My admittedly poor attention span demands that I read more than one book at a time, so right now I’m rotating through three different books.Among the praise for Something Missing:
I’m close to finishing Pride and Prejudice and Zombies, by Jane Austen and Seth Grahame-Smith. When I’m working on a book, as I am now, I often find myself unable to read fiction, as the voice of the narrator threatens to blend in with my own, especially when the narrative voice is especially strong. But I’ve read Pride and Prejudice before, and this book honors the original text to such a degree that it’s been more of an amusement and a novelty than a genuine dip into a new story. The concept is ingenious, the interweaving of zombies into the original story is brilliant, and it’s simply a lot of fun to read. I’m left wondering if high school English teachers might benefit from replacing the original text with this one when faced with a class full of reluctant readers. The story exists enough in its original form to credit Austen as an author, but it may have just enough “zombie mayhem” to keep...[read on]
"Who wants to catch a thief when he's as endearing as Martin Railsback, the oddball hero of Matthew Dicks's first novel, SOMETHING MISSING? Martin is, after all, prone to rob people of items they'll never miss (a bar of soap, a few sticks of butter, the odd diamond) as a way of getting to know them. Despite his obsessive-compulsive work ethic, Martin manages to get himself in trouble over a toothbrush--but not before we've decided to let him in next time he calls."Visit Matthew Dicks' website and Facebook page.

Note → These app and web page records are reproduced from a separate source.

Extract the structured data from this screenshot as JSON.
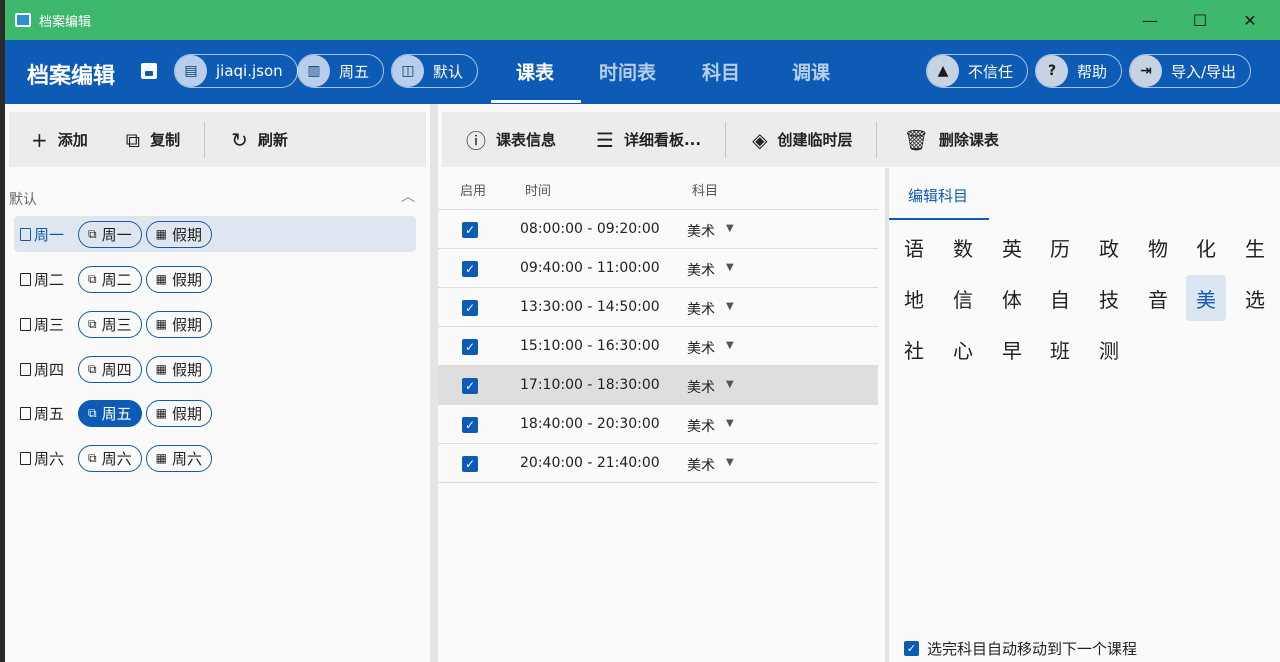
{
  "window": {
    "title": "档案编辑",
    "minimize": "—",
    "maximize": "☐",
    "close": "✕"
  },
  "header": {
    "title": "档案编辑",
    "file_pill": "jiaqi.json",
    "day_pill": "周五",
    "default_pill": "默认",
    "tabs": [
      "课表",
      "时间表",
      "科目",
      "调课"
    ],
    "active_tab": "课表",
    "untrusted": "不信任",
    "help": "帮助",
    "import_export": "导入/导出"
  },
  "left_toolbar": {
    "add": "添加",
    "copy": "复制",
    "refresh": "刷新"
  },
  "schedule_group": "默认",
  "days": [
    {
      "name": "周一",
      "time_chip": "周一",
      "holiday_chip": "假期"
    },
    {
      "name": "周二",
      "time_chip": "周二",
      "holiday_chip": "假期"
    },
    {
      "name": "周三",
      "time_chip": "周三",
      "holiday_chip": "假期"
    },
    {
      "name": "周四",
      "time_chip": "周四",
      "holiday_chip": "假期"
    },
    {
      "name": "周五",
      "time_chip": "周五",
      "holiday_chip": "假期"
    },
    {
      "name": "周六",
      "time_chip": "周六",
      "holiday_chip": "周六"
    }
  ],
  "center_toolbar": {
    "info": "课表信息",
    "details": "详细看板...",
    "temp_layer": "创建临时层",
    "delete": "删除课表"
  },
  "table": {
    "headers": {
      "enabled": "启用",
      "time": "时间",
      "subject": "科目"
    },
    "rows": [
      {
        "time": "08:00:00 - 09:20:00",
        "subject": "美术"
      },
      {
        "time": "09:40:00 - 11:00:00",
        "subject": "美术"
      },
      {
        "time": "13:30:00 - 14:50:00",
        "subject": "美术"
      },
      {
        "time": "15:10:00 - 16:30:00",
        "subject": "美术"
      },
      {
        "time": "17:10:00 - 18:30:00",
        "subject": "美术"
      },
      {
        "time": "18:40:00 - 20:30:00",
        "subject": "美术"
      },
      {
        "time": "20:40:00 - 21:40:00",
        "subject": "美术"
      }
    ]
  },
  "editor": {
    "tab": "编辑科目",
    "subjects": [
      "语",
      "数",
      "英",
      "历",
      "政",
      "物",
      "化",
      "生",
      "地",
      "信",
      "体",
      "自",
      "技",
      "音",
      "美",
      "选",
      "社",
      "心",
      "早",
      "班",
      "测"
    ],
    "selected_subject": "美",
    "auto_move": "选完科目自动移动到下一个课程"
  },
  "colors": {
    "titlebar": "#3db86c",
    "header": "#0d5bb5",
    "accent": "#0d5bb5"
  }
}
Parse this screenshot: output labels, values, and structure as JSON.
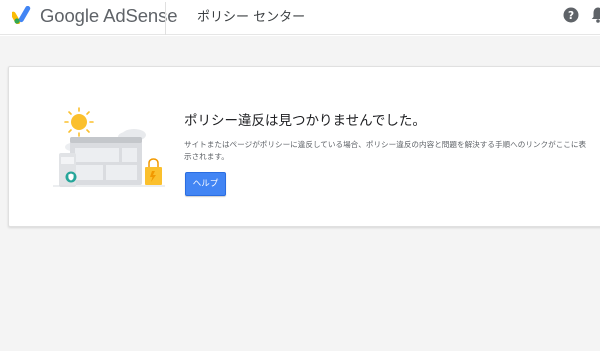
{
  "header": {
    "brand": "Google AdSense",
    "page_title": "ポリシー センター",
    "icons": [
      "adsense-logo-icon",
      "help-icon",
      "notifications-icon"
    ]
  },
  "card": {
    "heading": "ポリシー違反は見つかりませんでした。",
    "description": "サイトまたはページがポリシーに違反している場合、ポリシー違反の内容と問題を解決する手順へのリンクがここに表示されます。",
    "help_button": "ヘルプ"
  },
  "colors": {
    "primary_button": "#4285f4",
    "sun": "#fbc02d",
    "shield_badge": "#26a69a",
    "page_background": "#f4f4f4"
  }
}
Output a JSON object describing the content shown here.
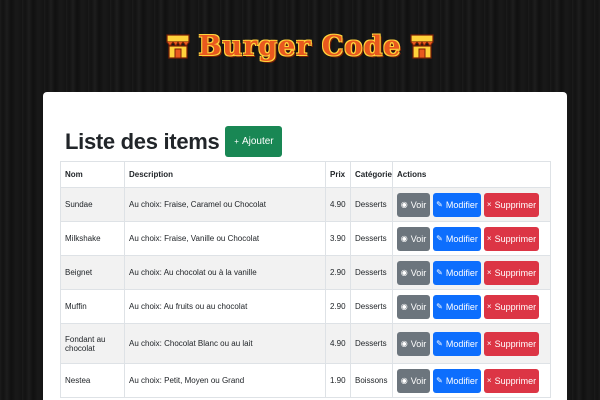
{
  "header": {
    "brand": "Burger Code",
    "icon_left": "shop-icon",
    "icon_right": "shop-icon"
  },
  "page": {
    "title": "Liste des items",
    "add_button": "Ajouter",
    "add_icon": "plus-icon"
  },
  "table": {
    "columns": [
      "Nom",
      "Description",
      "Prix",
      "Catégorie",
      "Actions"
    ],
    "rows": [
      {
        "nom": "Sundae",
        "description": "Au choix: Fraise, Caramel ou Chocolat",
        "prix": "4.90",
        "categorie": "Desserts"
      },
      {
        "nom": "Milkshake",
        "description": "Au choix: Fraise, Vanille ou Chocolat",
        "prix": "3.90",
        "categorie": "Desserts"
      },
      {
        "nom": "Beignet",
        "description": "Au choix: Au chocolat ou à la vanille",
        "prix": "2.90",
        "categorie": "Desserts"
      },
      {
        "nom": "Muffin",
        "description": "Au choix: Au fruits ou au chocolat",
        "prix": "2.90",
        "categorie": "Desserts"
      },
      {
        "nom": "Fondant au chocolat",
        "description": "Au choix: Chocolat Blanc ou au lait",
        "prix": "4.90",
        "categorie": "Desserts"
      },
      {
        "nom": "Nestea",
        "description": "Au choix: Petit, Moyen ou Grand",
        "prix": "1.90",
        "categorie": "Boissons"
      }
    ],
    "actions": {
      "view": "Voir",
      "edit": "Modifier",
      "delete": "Supprimer"
    }
  }
}
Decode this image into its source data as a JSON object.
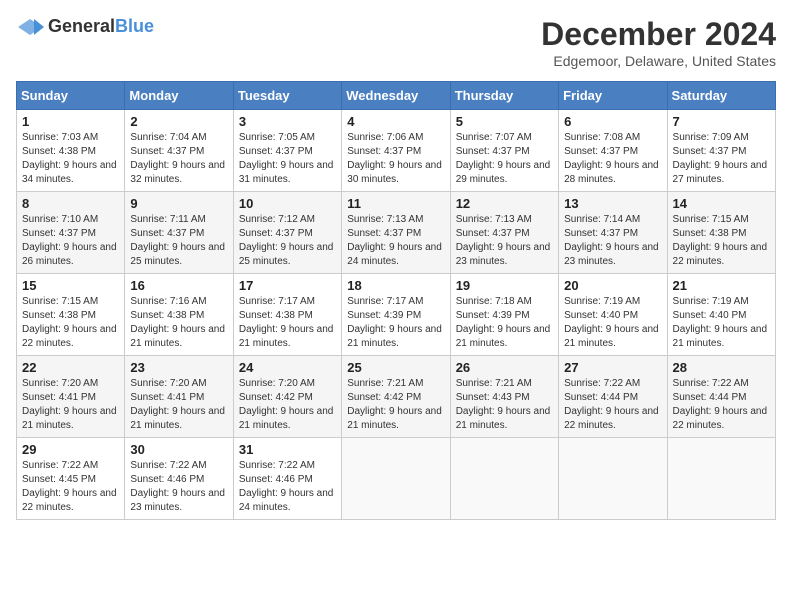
{
  "header": {
    "logo_general": "General",
    "logo_blue": "Blue",
    "title": "December 2024",
    "subtitle": "Edgemoor, Delaware, United States"
  },
  "calendar": {
    "days_of_week": [
      "Sunday",
      "Monday",
      "Tuesday",
      "Wednesday",
      "Thursday",
      "Friday",
      "Saturday"
    ],
    "weeks": [
      [
        {
          "day": "1",
          "sunrise": "7:03 AM",
          "sunset": "4:38 PM",
          "daylight": "9 hours and 34 minutes."
        },
        {
          "day": "2",
          "sunrise": "7:04 AM",
          "sunset": "4:37 PM",
          "daylight": "9 hours and 32 minutes."
        },
        {
          "day": "3",
          "sunrise": "7:05 AM",
          "sunset": "4:37 PM",
          "daylight": "9 hours and 31 minutes."
        },
        {
          "day": "4",
          "sunrise": "7:06 AM",
          "sunset": "4:37 PM",
          "daylight": "9 hours and 30 minutes."
        },
        {
          "day": "5",
          "sunrise": "7:07 AM",
          "sunset": "4:37 PM",
          "daylight": "9 hours and 29 minutes."
        },
        {
          "day": "6",
          "sunrise": "7:08 AM",
          "sunset": "4:37 PM",
          "daylight": "9 hours and 28 minutes."
        },
        {
          "day": "7",
          "sunrise": "7:09 AM",
          "sunset": "4:37 PM",
          "daylight": "9 hours and 27 minutes."
        }
      ],
      [
        {
          "day": "8",
          "sunrise": "7:10 AM",
          "sunset": "4:37 PM",
          "daylight": "9 hours and 26 minutes."
        },
        {
          "day": "9",
          "sunrise": "7:11 AM",
          "sunset": "4:37 PM",
          "daylight": "9 hours and 25 minutes."
        },
        {
          "day": "10",
          "sunrise": "7:12 AM",
          "sunset": "4:37 PM",
          "daylight": "9 hours and 25 minutes."
        },
        {
          "day": "11",
          "sunrise": "7:13 AM",
          "sunset": "4:37 PM",
          "daylight": "9 hours and 24 minutes."
        },
        {
          "day": "12",
          "sunrise": "7:13 AM",
          "sunset": "4:37 PM",
          "daylight": "9 hours and 23 minutes."
        },
        {
          "day": "13",
          "sunrise": "7:14 AM",
          "sunset": "4:37 PM",
          "daylight": "9 hours and 23 minutes."
        },
        {
          "day": "14",
          "sunrise": "7:15 AM",
          "sunset": "4:38 PM",
          "daylight": "9 hours and 22 minutes."
        }
      ],
      [
        {
          "day": "15",
          "sunrise": "7:15 AM",
          "sunset": "4:38 PM",
          "daylight": "9 hours and 22 minutes."
        },
        {
          "day": "16",
          "sunrise": "7:16 AM",
          "sunset": "4:38 PM",
          "daylight": "9 hours and 21 minutes."
        },
        {
          "day": "17",
          "sunrise": "7:17 AM",
          "sunset": "4:38 PM",
          "daylight": "9 hours and 21 minutes."
        },
        {
          "day": "18",
          "sunrise": "7:17 AM",
          "sunset": "4:39 PM",
          "daylight": "9 hours and 21 minutes."
        },
        {
          "day": "19",
          "sunrise": "7:18 AM",
          "sunset": "4:39 PM",
          "daylight": "9 hours and 21 minutes."
        },
        {
          "day": "20",
          "sunrise": "7:19 AM",
          "sunset": "4:40 PM",
          "daylight": "9 hours and 21 minutes."
        },
        {
          "day": "21",
          "sunrise": "7:19 AM",
          "sunset": "4:40 PM",
          "daylight": "9 hours and 21 minutes."
        }
      ],
      [
        {
          "day": "22",
          "sunrise": "7:20 AM",
          "sunset": "4:41 PM",
          "daylight": "9 hours and 21 minutes."
        },
        {
          "day": "23",
          "sunrise": "7:20 AM",
          "sunset": "4:41 PM",
          "daylight": "9 hours and 21 minutes."
        },
        {
          "day": "24",
          "sunrise": "7:20 AM",
          "sunset": "4:42 PM",
          "daylight": "9 hours and 21 minutes."
        },
        {
          "day": "25",
          "sunrise": "7:21 AM",
          "sunset": "4:42 PM",
          "daylight": "9 hours and 21 minutes."
        },
        {
          "day": "26",
          "sunrise": "7:21 AM",
          "sunset": "4:43 PM",
          "daylight": "9 hours and 21 minutes."
        },
        {
          "day": "27",
          "sunrise": "7:22 AM",
          "sunset": "4:44 PM",
          "daylight": "9 hours and 22 minutes."
        },
        {
          "day": "28",
          "sunrise": "7:22 AM",
          "sunset": "4:44 PM",
          "daylight": "9 hours and 22 minutes."
        }
      ],
      [
        {
          "day": "29",
          "sunrise": "7:22 AM",
          "sunset": "4:45 PM",
          "daylight": "9 hours and 22 minutes."
        },
        {
          "day": "30",
          "sunrise": "7:22 AM",
          "sunset": "4:46 PM",
          "daylight": "9 hours and 23 minutes."
        },
        {
          "day": "31",
          "sunrise": "7:22 AM",
          "sunset": "4:46 PM",
          "daylight": "9 hours and 24 minutes."
        },
        null,
        null,
        null,
        null
      ]
    ]
  }
}
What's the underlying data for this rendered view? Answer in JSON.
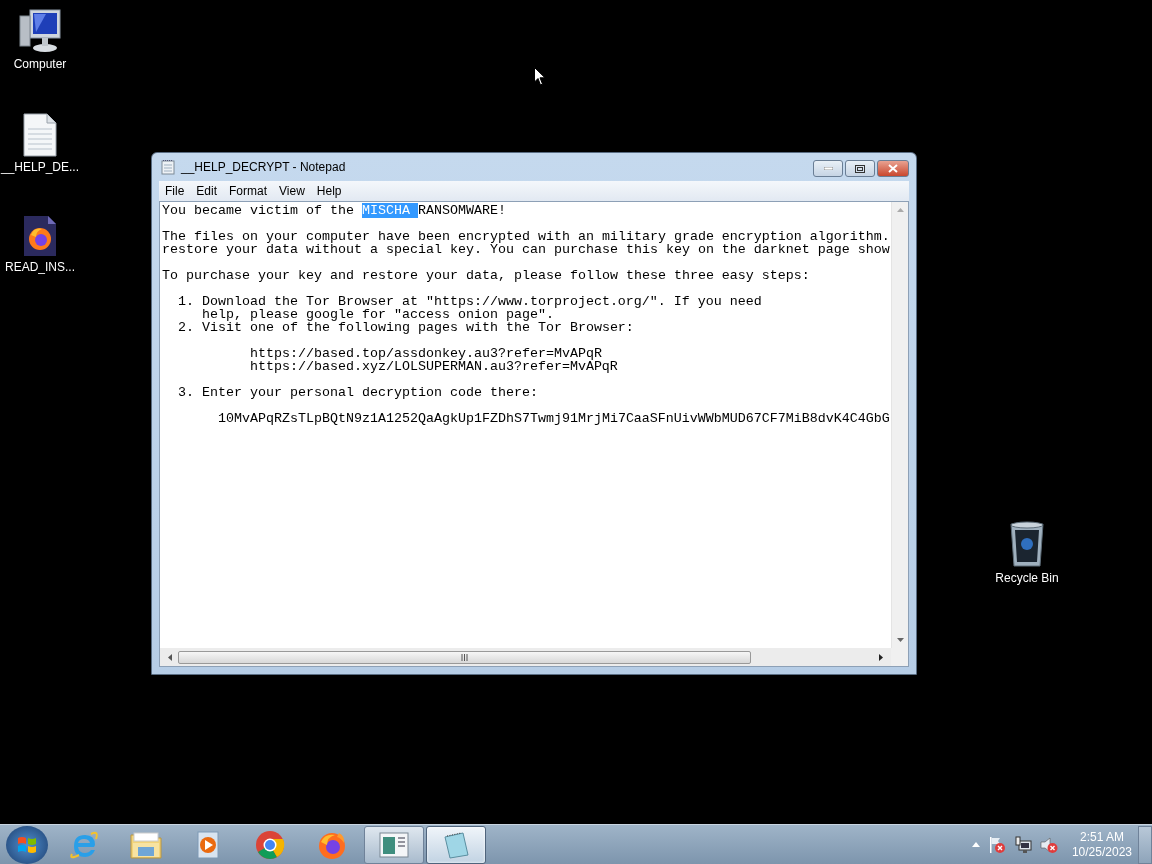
{
  "desktop_icons": [
    {
      "kind": "computer",
      "label": "Computer"
    },
    {
      "kind": "text-file",
      "label": "__HELP_DE..."
    },
    {
      "kind": "firefox-file",
      "label": "READ_INS..."
    },
    {
      "kind": "recycle-bin",
      "label": "Recycle Bin"
    }
  ],
  "window": {
    "title": "__HELP_DECRYPT - Notepad",
    "menu": [
      "File",
      "Edit",
      "Format",
      "View",
      "Help"
    ],
    "document": {
      "heading": {
        "before": "You became victim of the ",
        "selected": "MISCHA ",
        "after": "RANSOMWARE!"
      },
      "paragraphs": [
        [
          "The files on your computer have been encrypted with an military grade encryption algorithm.",
          "restore your data without a special key. You can purchase this key on the darknet page show"
        ],
        [
          "To purchase your key and restore your data, please follow these three easy steps:"
        ]
      ],
      "steps": [
        {
          "number": "1.",
          "lines": [
            "Download the Tor Browser at \"https://www.torproject.org/\". If you need",
            "help, please google for \"access onion page\"."
          ]
        },
        {
          "number": "2.",
          "lines": [
            "Visit one of the following pages with the Tor Browser:"
          ],
          "links": [
            "https://based.top/assdonkey.au3?refer=MvAPqR",
            "https://based.xyz/LOLSUPERMAN.au3?refer=MvAPqR"
          ]
        },
        {
          "number": "3.",
          "lines": [
            "Enter your personal decryption code there:"
          ],
          "code": "10MvAPqRZsTLpBQtN9z1A1252QaAgkUp1FZDhS7Twmj91MrjMi7CaaSFnUivWWbMUD67CF7MiB8dvK4C4GbG"
        }
      ]
    }
  },
  "taskbar": {
    "items": [
      {
        "kind": "ie",
        "running": false,
        "selected": false
      },
      {
        "kind": "explorer",
        "running": false,
        "selected": false
      },
      {
        "kind": "media",
        "running": false,
        "selected": false
      },
      {
        "kind": "chrome",
        "running": false,
        "selected": false
      },
      {
        "kind": "firefox",
        "running": false,
        "selected": false
      },
      {
        "kind": "app",
        "running": true,
        "selected": false
      },
      {
        "kind": "notepad",
        "running": true,
        "selected": true
      }
    ],
    "tray": {
      "time": "2:51 AM",
      "date": "10/25/2023"
    }
  }
}
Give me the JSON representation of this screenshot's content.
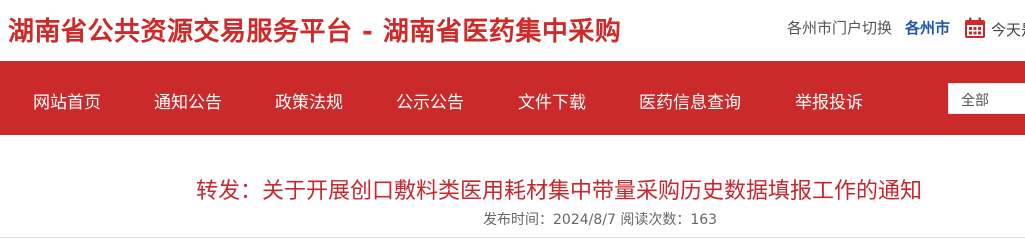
{
  "header": {
    "site_title": "湖南省公共资源交易服务平台 - 湖南省医药集中采购",
    "portal_switch": "各州市门户切换",
    "city_link": "各州市",
    "today_label": "今天是"
  },
  "nav": {
    "items": [
      {
        "label": "网站首页"
      },
      {
        "label": "通知公告"
      },
      {
        "label": "政策法规"
      },
      {
        "label": "公示公告"
      },
      {
        "label": "文件下载"
      },
      {
        "label": "医药信息查询"
      },
      {
        "label": "举报投诉"
      }
    ],
    "search_scope": "全部"
  },
  "article": {
    "title": "转发：关于开展创口敷料类医用耗材集中带量采购历史数据填报工作的通知",
    "meta": "发布时间：2024/8/7 阅读次数：163"
  },
  "colors": {
    "brand_red": "#cb2a2a",
    "title_red": "#c8272d",
    "link_blue": "#1f57a8"
  },
  "icons": {
    "calendar": "calendar-icon"
  }
}
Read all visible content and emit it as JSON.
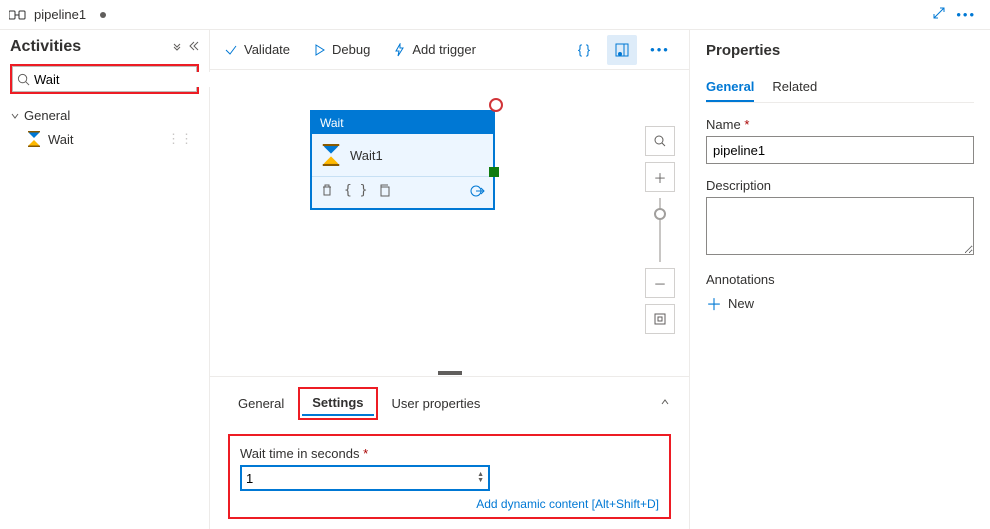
{
  "header": {
    "tab_title": "pipeline1"
  },
  "activities": {
    "title": "Activities",
    "search_value": "Wait",
    "section": "General",
    "item": "Wait"
  },
  "toolbar": {
    "validate": "Validate",
    "debug": "Debug",
    "trigger": "Add trigger"
  },
  "canvas": {
    "node_type": "Wait",
    "node_name": "Wait1"
  },
  "bottom_tabs": {
    "general": "General",
    "settings": "Settings",
    "userprops": "User properties"
  },
  "settings": {
    "wait_label": "Wait time in seconds",
    "wait_value": "1",
    "dynamic": "Add dynamic content [Alt+Shift+D]"
  },
  "properties": {
    "title": "Properties",
    "tab_general": "General",
    "tab_related": "Related",
    "name_label": "Name",
    "name_value": "pipeline1",
    "desc_label": "Description",
    "desc_value": "",
    "ann_label": "Annotations",
    "ann_new": "New"
  }
}
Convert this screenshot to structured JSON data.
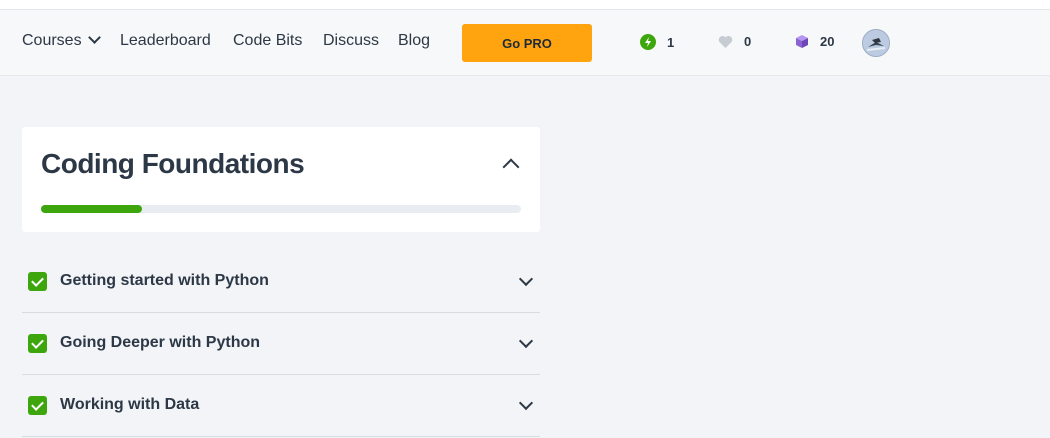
{
  "nav": {
    "courses_label": "Courses",
    "leaderboard_label": "Leaderboard",
    "codebits_label": "Code Bits",
    "discuss_label": "Discuss",
    "blog_label": "Blog",
    "pro_label": "Go PRO"
  },
  "stats": {
    "streak": "1",
    "hearts": "0",
    "bits": "20"
  },
  "course": {
    "title": "Coding Foundations",
    "progress_percent": 21
  },
  "lessons": [
    {
      "title": "Getting started with Python",
      "completed": true
    },
    {
      "title": "Going Deeper with Python",
      "completed": true
    },
    {
      "title": "Working with Data",
      "completed": true
    }
  ],
  "colors": {
    "accent": "#ffa40f",
    "success": "#3ea60d",
    "heart": "#c7ccd3",
    "bits": "#8a63d2"
  },
  "icons": [
    "chevron-down-icon",
    "lightning-icon",
    "heart-icon",
    "cube-icon",
    "chevron-up-icon",
    "checkbox-icon"
  ]
}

—New York Times Book Review
“A quirky and endearing first novel that makes you wonder if that misplaced stick of butter or can of soup means there’s a burglar prowling your pantry. If that thief is Martin Railsback, you might be glad. He’s the kind of burglar you could conceivably want in your house.”
—M. Ann Jacoby, author of Life After Genius
“A funny, suspenseful and thoroughly original debut that will keep you up to the wee hours flipping pages.”
—David Rosen, author of I Just Want My Pants Back
Writers Read: Matthew Dicks.